Available data>
++++

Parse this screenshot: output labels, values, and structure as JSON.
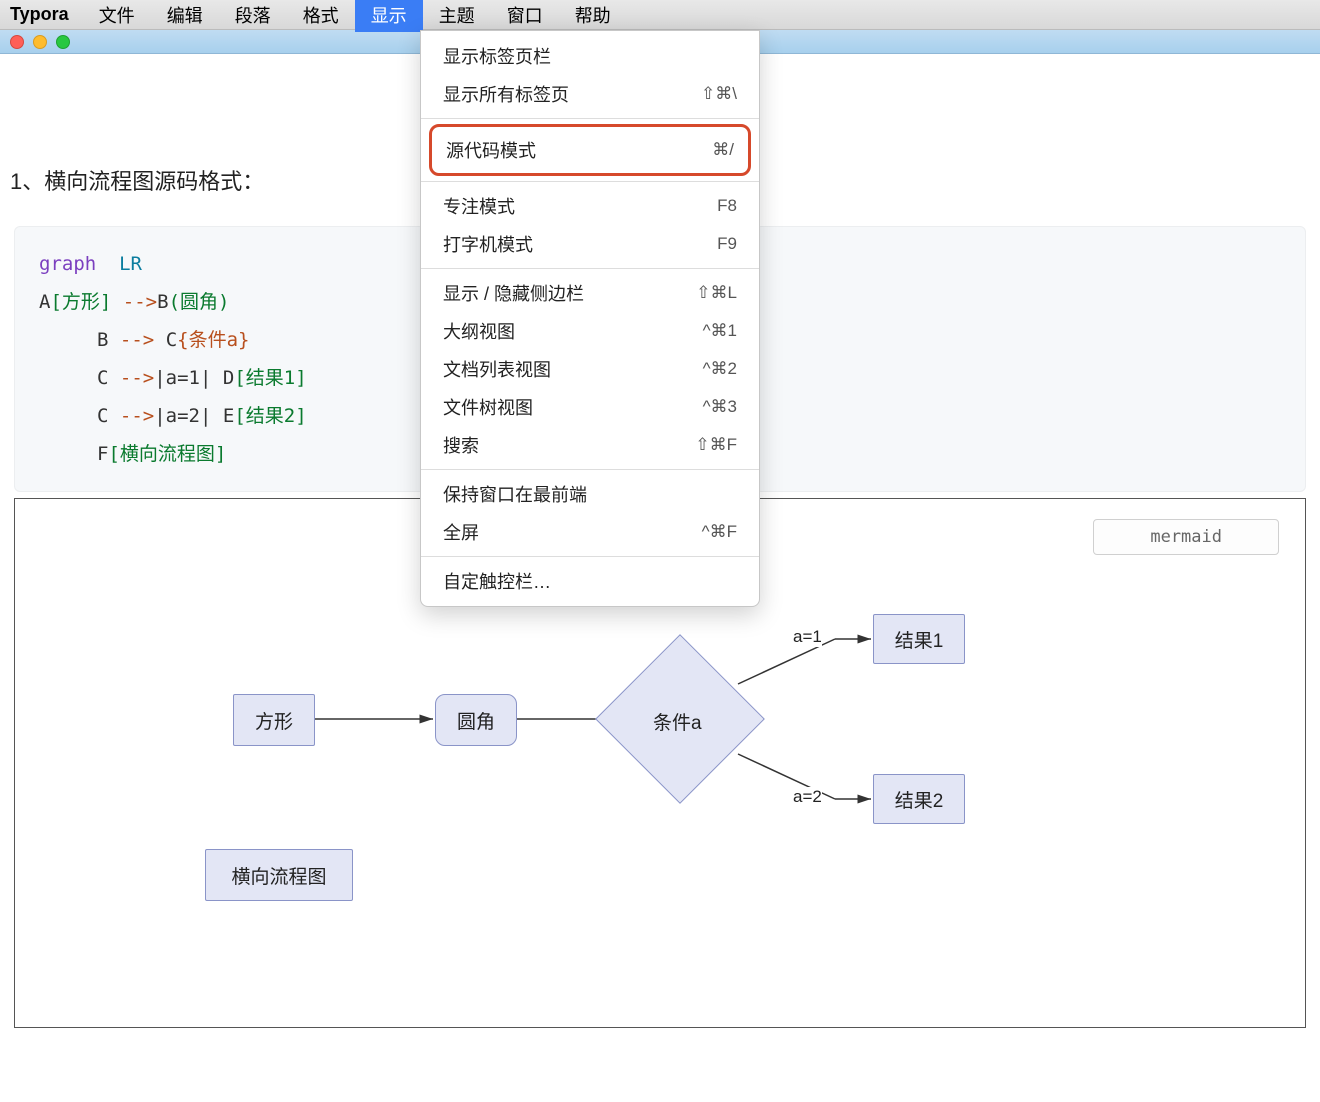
{
  "menubar": {
    "app": "Typora",
    "items": [
      "文件",
      "编辑",
      "段落",
      "格式",
      "显示",
      "主题",
      "窗口",
      "帮助"
    ],
    "activeIndex": 4
  },
  "dropdown": {
    "groups": [
      [
        {
          "label": "显示标签页栏",
          "shortcut": ""
        },
        {
          "label": "显示所有标签页",
          "shortcut": "⇧⌘\\"
        }
      ],
      [
        {
          "label": "源代码模式",
          "shortcut": "⌘/",
          "highlighted": true
        }
      ],
      [
        {
          "label": "专注模式",
          "shortcut": "F8"
        },
        {
          "label": "打字机模式",
          "shortcut": "F9"
        }
      ],
      [
        {
          "label": "显示 / 隐藏侧边栏",
          "shortcut": "⇧⌘L"
        },
        {
          "label": "大纲视图",
          "shortcut": "^⌘1"
        },
        {
          "label": "文档列表视图",
          "shortcut": "^⌘2"
        },
        {
          "label": "文件树视图",
          "shortcut": "^⌘3"
        },
        {
          "label": "搜索",
          "shortcut": "⇧⌘F"
        }
      ],
      [
        {
          "label": "保持窗口在最前端",
          "shortcut": ""
        },
        {
          "label": "全屏",
          "shortcut": "^⌘F"
        }
      ],
      [
        {
          "label": "自定触控栏…",
          "shortcut": ""
        }
      ]
    ]
  },
  "content": {
    "heading": "1、横向流程图源码格式：",
    "code": {
      "line1_kw": "graph",
      "line1_id": "LR",
      "line2_a": "A",
      "line2_sq": "[方形]",
      "line2_op": "-->",
      "line2_b": "B",
      "line2_rd": "(圆角)",
      "line3_b": "B",
      "line3_op": "-->",
      "line3_c": "C",
      "line3_di": "{条件a}",
      "line4_c": "C",
      "line4_op": "-->",
      "line4_edge": "|a=1|",
      "line4_d": "D",
      "line4_sq": "[结果1]",
      "line5_c": "C",
      "line5_op": "-->",
      "line5_edge": "|a=2|",
      "line5_e": "E",
      "line5_sq": "[结果2]",
      "line6_f": "F",
      "line6_sq": "[横向流程图]"
    },
    "diagram": {
      "language": "mermaid",
      "nodes": {
        "A": "方形",
        "B": "圆角",
        "C": "条件a",
        "D": "结果1",
        "E": "结果2",
        "F": "横向流程图"
      },
      "edges": {
        "e1": "a=1",
        "e2": "a=2"
      }
    }
  },
  "chart_data": {
    "type": "diagram",
    "direction": "LR",
    "nodes": [
      {
        "id": "A",
        "label": "方形",
        "shape": "rect"
      },
      {
        "id": "B",
        "label": "圆角",
        "shape": "round"
      },
      {
        "id": "C",
        "label": "条件a",
        "shape": "diamond"
      },
      {
        "id": "D",
        "label": "结果1",
        "shape": "rect"
      },
      {
        "id": "E",
        "label": "结果2",
        "shape": "rect"
      },
      {
        "id": "F",
        "label": "横向流程图",
        "shape": "rect"
      }
    ],
    "edges": [
      {
        "from": "A",
        "to": "B"
      },
      {
        "from": "B",
        "to": "C"
      },
      {
        "from": "C",
        "to": "D",
        "label": "a=1"
      },
      {
        "from": "C",
        "to": "E",
        "label": "a=2"
      }
    ]
  }
}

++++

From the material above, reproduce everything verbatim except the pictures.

Answer to this task>
Parse this screenshot: output labels, values, and structure as JSON.
{
  "menubar": {
    "app": "Typora",
    "items": [
      "文件",
      "编辑",
      "段落",
      "格式",
      "显示",
      "主题",
      "窗口",
      "帮助"
    ],
    "activeIndex": 4
  },
  "dropdown": {
    "groups": [
      [
        {
          "label": "显示标签页栏",
          "shortcut": ""
        },
        {
          "label": "显示所有标签页",
          "shortcut": "⇧⌘\\"
        }
      ],
      [
        {
          "label": "源代码模式",
          "shortcut": "⌘/",
          "highlighted": true
        }
      ],
      [
        {
          "label": "专注模式",
          "shortcut": "F8"
        },
        {
          "label": "打字机模式",
          "shortcut": "F9"
        }
      ],
      [
        {
          "label": "显示 / 隐藏侧边栏",
          "shortcut": "⇧⌘L"
        },
        {
          "label": "大纲视图",
          "shortcut": "^⌘1"
        },
        {
          "label": "文档列表视图",
          "shortcut": "^⌘2"
        },
        {
          "label": "文件树视图",
          "shortcut": "^⌘3"
        },
        {
          "label": "搜索",
          "shortcut": "⇧⌘F"
        }
      ],
      [
        {
          "label": "保持窗口在最前端",
          "shortcut": ""
        },
        {
          "label": "全屏",
          "shortcut": "^⌘F"
        }
      ],
      [
        {
          "label": "自定触控栏…",
          "shortcut": ""
        }
      ]
    ]
  },
  "content": {
    "heading": "1、横向流程图源码格式：",
    "code": {
      "line1_kw": "graph",
      "line1_id": "LR",
      "line2_a": "A",
      "line2_sq": "[方形]",
      "line2_op": "-->",
      "line2_b": "B",
      "line2_rd": "(圆角)",
      "line3_b": "B",
      "line3_op": "-->",
      "line3_c": "C",
      "line3_di": "{条件a}",
      "line4_c": "C",
      "line4_op": "-->",
      "line4_edge": "|a=1|",
      "line4_d": "D",
      "line4_sq": "[结果1]",
      "line5_c": "C",
      "line5_op": "-->",
      "line5_edge": "|a=2|",
      "line5_e": "E",
      "line5_sq": "[结果2]",
      "line6_f": "F",
      "line6_sq": "[横向流程图]"
    },
    "diagram": {
      "language": "mermaid",
      "nodes": {
        "A": "方形",
        "B": "圆角",
        "C": "条件a",
        "D": "结果1",
        "E": "结果2",
        "F": "横向流程图"
      },
      "edges": {
        "e1": "a=1",
        "e2": "a=2"
      }
    }
  },
  "chart_data": {
    "type": "diagram",
    "direction": "LR",
    "nodes": [
      {
        "id": "A",
        "label": "方形",
        "shape": "rect"
      },
      {
        "id": "B",
        "label": "圆角",
        "shape": "round"
      },
      {
        "id": "C",
        "label": "条件a",
        "shape": "diamond"
      },
      {
        "id": "D",
        "label": "结果1",
        "shape": "rect"
      },
      {
        "id": "E",
        "label": "结果2",
        "shape": "rect"
      },
      {
        "id": "F",
        "label": "横向流程图",
        "shape": "rect"
      }
    ],
    "edges": [
      {
        "from": "A",
        "to": "B"
      },
      {
        "from": "B",
        "to": "C"
      },
      {
        "from": "C",
        "to": "D",
        "label": "a=1"
      },
      {
        "from": "C",
        "to": "E",
        "label": "a=2"
      }
    ]
  }
}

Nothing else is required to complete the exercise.